-- Task brief --
Check every line below for the word "Drum" and copy the ones that have it.

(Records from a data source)

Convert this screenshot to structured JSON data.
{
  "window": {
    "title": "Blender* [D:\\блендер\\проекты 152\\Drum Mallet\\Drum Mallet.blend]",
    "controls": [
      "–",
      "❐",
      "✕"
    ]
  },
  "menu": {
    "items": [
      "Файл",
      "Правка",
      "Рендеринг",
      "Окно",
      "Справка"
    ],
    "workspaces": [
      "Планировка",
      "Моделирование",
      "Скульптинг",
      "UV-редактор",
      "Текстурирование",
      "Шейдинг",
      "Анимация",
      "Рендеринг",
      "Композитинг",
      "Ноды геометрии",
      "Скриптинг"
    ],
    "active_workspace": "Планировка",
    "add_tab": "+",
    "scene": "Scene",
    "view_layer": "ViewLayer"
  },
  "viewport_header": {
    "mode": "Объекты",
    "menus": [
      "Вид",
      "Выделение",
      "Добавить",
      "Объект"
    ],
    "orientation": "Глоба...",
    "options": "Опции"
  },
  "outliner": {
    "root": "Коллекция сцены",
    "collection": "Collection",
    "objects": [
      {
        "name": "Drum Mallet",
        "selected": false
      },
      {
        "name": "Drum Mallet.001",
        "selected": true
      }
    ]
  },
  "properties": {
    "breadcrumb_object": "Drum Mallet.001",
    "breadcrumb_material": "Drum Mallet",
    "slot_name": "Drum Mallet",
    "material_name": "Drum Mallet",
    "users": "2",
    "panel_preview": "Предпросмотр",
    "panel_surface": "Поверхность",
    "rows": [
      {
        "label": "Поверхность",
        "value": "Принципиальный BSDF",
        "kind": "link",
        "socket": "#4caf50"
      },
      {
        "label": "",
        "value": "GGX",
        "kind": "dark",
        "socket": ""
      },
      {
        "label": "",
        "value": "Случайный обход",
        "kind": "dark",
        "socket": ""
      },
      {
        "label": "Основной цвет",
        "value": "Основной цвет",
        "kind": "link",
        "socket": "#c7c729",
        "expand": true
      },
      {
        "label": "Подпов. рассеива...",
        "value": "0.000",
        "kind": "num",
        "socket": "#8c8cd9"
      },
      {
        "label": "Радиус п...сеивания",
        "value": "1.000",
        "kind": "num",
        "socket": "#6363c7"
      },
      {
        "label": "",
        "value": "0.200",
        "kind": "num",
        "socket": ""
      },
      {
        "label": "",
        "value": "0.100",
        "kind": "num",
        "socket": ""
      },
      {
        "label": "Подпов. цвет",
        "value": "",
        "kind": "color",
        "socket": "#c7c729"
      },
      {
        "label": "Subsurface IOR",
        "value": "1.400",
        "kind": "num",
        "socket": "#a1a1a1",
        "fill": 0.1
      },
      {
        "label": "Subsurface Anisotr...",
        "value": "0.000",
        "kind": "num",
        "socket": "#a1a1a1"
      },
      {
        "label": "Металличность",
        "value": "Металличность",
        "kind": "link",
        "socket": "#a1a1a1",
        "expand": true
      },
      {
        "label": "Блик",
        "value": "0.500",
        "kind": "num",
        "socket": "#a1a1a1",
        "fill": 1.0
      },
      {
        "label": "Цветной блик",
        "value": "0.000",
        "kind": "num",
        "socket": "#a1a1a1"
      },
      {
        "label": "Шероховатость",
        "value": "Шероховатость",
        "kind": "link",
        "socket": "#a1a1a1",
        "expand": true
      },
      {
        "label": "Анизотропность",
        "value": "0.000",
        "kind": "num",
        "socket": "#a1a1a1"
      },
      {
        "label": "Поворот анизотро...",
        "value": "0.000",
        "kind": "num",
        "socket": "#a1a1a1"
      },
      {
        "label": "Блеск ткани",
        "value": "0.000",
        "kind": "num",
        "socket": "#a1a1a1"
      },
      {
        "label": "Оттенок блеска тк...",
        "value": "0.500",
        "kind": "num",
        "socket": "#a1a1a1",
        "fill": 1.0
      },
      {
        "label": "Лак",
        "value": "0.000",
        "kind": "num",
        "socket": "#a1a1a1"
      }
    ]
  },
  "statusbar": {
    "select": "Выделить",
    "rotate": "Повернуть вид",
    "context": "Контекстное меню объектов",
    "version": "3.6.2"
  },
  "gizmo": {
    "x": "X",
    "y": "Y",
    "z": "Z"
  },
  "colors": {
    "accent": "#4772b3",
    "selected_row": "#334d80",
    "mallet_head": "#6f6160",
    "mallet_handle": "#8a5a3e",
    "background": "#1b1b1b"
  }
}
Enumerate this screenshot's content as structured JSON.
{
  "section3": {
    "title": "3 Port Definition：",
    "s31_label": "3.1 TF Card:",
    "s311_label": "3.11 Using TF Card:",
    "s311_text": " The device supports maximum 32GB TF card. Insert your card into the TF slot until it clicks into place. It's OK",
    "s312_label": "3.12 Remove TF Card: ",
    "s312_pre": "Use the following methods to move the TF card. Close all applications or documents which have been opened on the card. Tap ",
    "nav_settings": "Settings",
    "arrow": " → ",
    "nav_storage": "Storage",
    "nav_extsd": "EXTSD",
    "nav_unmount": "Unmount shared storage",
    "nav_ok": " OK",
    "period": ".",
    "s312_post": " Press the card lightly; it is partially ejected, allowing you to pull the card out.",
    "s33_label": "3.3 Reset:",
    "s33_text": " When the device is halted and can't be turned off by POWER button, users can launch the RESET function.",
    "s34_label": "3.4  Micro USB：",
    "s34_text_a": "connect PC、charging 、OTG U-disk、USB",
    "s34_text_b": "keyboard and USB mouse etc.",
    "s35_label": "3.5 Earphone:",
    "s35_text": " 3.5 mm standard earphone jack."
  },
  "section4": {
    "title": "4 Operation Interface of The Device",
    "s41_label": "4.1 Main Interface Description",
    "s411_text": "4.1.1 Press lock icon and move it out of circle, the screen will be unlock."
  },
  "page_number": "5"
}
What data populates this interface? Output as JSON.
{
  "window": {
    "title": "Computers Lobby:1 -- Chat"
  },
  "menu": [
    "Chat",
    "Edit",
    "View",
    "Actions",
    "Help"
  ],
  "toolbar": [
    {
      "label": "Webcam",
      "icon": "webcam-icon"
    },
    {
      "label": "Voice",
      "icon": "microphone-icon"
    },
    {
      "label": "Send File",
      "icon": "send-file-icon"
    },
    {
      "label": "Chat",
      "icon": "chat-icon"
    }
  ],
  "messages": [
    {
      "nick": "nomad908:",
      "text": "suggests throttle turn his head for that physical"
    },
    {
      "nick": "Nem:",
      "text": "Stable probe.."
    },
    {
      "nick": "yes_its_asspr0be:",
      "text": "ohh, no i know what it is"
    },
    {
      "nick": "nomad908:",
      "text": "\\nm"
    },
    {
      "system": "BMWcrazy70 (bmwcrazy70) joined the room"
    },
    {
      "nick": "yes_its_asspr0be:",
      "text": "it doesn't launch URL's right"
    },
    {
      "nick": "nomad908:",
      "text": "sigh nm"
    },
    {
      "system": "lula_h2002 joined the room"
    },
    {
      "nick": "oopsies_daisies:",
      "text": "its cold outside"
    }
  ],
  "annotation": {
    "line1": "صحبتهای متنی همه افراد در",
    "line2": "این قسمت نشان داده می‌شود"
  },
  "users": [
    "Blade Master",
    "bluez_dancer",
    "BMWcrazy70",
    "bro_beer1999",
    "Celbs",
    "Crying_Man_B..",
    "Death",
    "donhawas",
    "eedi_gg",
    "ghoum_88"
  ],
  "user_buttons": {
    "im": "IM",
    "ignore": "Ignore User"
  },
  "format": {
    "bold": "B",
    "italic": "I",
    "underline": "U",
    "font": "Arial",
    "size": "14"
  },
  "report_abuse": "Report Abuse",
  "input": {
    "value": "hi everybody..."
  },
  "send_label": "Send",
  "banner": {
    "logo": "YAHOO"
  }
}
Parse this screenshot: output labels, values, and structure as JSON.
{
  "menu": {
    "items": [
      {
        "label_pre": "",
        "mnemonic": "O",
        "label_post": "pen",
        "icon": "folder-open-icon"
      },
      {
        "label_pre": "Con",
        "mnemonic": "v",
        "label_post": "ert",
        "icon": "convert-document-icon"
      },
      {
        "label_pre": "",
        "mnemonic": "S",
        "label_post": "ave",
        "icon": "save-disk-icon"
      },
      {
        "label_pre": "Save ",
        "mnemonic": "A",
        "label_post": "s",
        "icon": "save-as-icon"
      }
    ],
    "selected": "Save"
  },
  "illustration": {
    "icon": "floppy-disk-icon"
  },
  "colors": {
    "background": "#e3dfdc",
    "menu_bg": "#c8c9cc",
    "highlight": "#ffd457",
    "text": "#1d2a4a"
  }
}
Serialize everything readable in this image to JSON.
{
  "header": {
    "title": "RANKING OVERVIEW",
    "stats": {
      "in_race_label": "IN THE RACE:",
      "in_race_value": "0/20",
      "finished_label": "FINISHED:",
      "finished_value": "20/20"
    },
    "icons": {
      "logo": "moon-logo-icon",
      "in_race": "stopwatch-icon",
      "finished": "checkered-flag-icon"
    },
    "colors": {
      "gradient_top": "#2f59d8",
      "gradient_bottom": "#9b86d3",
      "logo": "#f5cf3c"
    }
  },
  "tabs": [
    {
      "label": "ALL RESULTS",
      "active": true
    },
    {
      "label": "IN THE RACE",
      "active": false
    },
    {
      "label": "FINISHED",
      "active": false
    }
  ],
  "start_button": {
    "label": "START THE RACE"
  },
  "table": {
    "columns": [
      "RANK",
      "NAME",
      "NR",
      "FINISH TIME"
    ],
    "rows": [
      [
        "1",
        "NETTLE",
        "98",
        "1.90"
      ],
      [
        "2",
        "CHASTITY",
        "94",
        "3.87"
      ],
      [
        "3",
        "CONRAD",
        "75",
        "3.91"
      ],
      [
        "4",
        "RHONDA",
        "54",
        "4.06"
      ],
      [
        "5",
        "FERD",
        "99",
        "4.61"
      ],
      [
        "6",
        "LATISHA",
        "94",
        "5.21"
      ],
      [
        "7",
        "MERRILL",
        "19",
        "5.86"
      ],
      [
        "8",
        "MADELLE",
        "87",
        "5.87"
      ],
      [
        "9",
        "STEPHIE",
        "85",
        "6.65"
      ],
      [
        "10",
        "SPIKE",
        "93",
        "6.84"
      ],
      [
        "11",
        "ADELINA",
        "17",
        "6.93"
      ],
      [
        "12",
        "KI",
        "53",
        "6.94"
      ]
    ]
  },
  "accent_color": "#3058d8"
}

-- Output --
    "title": "Blender* [D:\\блендер\\проекты 152\\Drum Mallet\\Drum Mallet.blend]",
        "name": "Drum Mallet",
        "name": "Drum Mallet.001",
    "breadcrumb_object": "Drum Mallet.001",
    "breadcrumb_material": "Drum Mallet",
    "slot_name": "Drum Mallet",
    "material_name": "Drum Mallet",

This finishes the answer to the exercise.